UK based British design studio, Wallace Sewell, was established by Harriet Wallace-Jones and Emma Sewell after graduating from The Royal College of Art in 1990. Their diverse portfolio includes scarves for the Tate museums as well as moquette fabric designs for Transport for London’s underground seating. We had the pleasure of catching up with Emma, to find out how they use wool and the future of their brand.
1. What is it about wool that makes it such a good fibre to work with?
Wool is my favourite fibre, as it is so versatile. It can feel soft or dry as a finished cloth. It can be dyed into vibrant shades and also be milled (felted) to create a wide variety of finishes from heavy-duty felts to delicate yet stable cloths. It can keep you warm or cool and it’s natural bounciness means it resists creasing and recovers well from being folded. Plus, for all it’s amazing qualities it is affordable.
It’s natural properties of water resistance, flame retardancy coupled with it’s strength mean it’s also used for best quality moquette fabric for public transport.
2. You’ve had some exciting collaborations, with Designtex and Anthropologie to name just two. Do you have any future collaborations lined up that you could tell us about?
We have been busy this year working with new clients, such as Puma, Dulwich Picture House and Toast, creating bespoke scarves and throws and have also been working on a collection for a US lifestyle company that will be launching next year, plus a couple of new designs for Transport for London, which will be appearing on seats early next year. Plus we have just installed a solo exhibition at the Ruthin Craft Centre in North Wales, which runs till the end of January 2016.

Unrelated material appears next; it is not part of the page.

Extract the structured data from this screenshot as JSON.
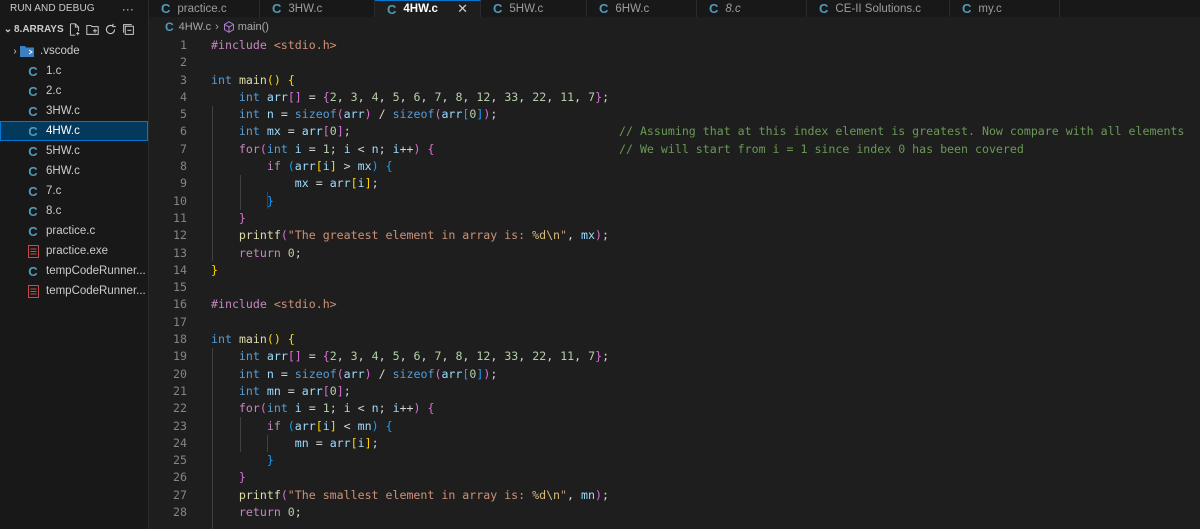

3. Where do you source your material from?
We source all our yarns from UK suppliers, though some fibres will have been brought into the UK for spinning and weave all our cloth in Lancashire and ‘finish’ or wash it in Yorkshire.
4. How important is it that you do your production in the UK?
From day one, 23 years ago, we have always produced in the UK, as we value the expertise and versatility of the UK textile industry. It has always risen to any challenges we have thrown at it, from weaving odd combinations of yarn together to developing new methods for finishing and washing the cloth. In addition, we really enjoy the interaction with the teams we work within the industry and value the ease of communication that producing in the country allows.
5. What are your plans for your brand?
We have really enjoyed the collaborations and bespoke work we have been involved with recently and hope to expand this consultancy side of the business, working with new partners as it is always challenging and develops us as designers.